- Exercise prompt -
Check each line of the entries below for the word "subject", then report how many have it, with no other words.

- Collected data entries -
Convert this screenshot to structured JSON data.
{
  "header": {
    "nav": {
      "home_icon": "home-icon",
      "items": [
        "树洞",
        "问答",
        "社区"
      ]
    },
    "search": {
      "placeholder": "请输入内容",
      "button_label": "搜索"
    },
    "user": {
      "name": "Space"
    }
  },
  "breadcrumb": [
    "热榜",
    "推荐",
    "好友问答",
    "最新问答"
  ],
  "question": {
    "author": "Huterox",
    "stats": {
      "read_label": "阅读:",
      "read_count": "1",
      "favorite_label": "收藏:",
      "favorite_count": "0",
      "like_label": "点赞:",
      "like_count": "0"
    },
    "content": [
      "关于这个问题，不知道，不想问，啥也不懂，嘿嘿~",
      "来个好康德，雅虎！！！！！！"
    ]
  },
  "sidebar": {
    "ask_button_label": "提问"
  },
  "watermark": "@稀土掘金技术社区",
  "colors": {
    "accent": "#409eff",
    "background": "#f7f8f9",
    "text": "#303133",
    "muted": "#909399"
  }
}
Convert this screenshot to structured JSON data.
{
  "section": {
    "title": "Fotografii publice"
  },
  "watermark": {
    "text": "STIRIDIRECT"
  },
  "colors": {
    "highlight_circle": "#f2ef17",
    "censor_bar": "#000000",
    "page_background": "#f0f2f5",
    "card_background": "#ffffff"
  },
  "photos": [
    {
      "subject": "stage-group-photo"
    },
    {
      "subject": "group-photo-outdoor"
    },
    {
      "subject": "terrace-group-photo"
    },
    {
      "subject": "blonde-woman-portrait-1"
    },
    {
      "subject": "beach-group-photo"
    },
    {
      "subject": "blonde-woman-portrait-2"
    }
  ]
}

- Exercise solution -
6